(GIVEN DATA)

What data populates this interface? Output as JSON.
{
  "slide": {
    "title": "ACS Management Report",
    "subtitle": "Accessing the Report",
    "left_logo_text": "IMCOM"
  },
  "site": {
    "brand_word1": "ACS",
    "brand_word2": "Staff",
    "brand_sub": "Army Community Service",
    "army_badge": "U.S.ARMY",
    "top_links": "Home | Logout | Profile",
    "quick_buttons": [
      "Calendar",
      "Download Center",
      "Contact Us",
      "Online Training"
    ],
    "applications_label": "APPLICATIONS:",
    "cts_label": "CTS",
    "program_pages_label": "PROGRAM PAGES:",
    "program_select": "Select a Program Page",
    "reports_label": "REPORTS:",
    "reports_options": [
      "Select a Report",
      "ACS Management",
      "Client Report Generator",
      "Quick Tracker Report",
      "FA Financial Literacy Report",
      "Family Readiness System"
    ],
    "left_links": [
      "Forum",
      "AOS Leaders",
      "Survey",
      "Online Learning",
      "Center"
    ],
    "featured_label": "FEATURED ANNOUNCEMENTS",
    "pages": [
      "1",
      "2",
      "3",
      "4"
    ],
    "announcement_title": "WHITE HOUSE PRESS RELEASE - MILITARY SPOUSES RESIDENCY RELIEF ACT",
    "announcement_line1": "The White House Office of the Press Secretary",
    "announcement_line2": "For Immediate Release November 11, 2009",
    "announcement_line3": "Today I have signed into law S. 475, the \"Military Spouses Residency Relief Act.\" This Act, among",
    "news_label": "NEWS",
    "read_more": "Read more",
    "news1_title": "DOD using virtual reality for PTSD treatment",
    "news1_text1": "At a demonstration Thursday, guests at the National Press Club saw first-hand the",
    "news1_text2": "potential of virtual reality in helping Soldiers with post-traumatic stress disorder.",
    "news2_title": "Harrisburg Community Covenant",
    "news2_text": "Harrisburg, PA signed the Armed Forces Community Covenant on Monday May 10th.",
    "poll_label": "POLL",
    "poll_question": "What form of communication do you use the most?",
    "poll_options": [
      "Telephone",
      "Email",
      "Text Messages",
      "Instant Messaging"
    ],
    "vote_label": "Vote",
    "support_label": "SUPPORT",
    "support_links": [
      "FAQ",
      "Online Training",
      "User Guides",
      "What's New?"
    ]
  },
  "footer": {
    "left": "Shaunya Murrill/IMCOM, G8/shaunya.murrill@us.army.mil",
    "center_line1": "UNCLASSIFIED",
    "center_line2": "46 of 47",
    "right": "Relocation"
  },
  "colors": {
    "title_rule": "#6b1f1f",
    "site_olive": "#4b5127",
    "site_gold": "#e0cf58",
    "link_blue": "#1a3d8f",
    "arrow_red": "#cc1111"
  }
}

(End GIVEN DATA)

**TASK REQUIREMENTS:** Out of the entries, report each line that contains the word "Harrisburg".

**OUTPUT FOR THIS TASK:**
    "news2_title": "Harrisburg Community Covenant",
    "news2_text": "Harrisburg, PA signed the Armed Forces Community Covenant on Monday May 10th.",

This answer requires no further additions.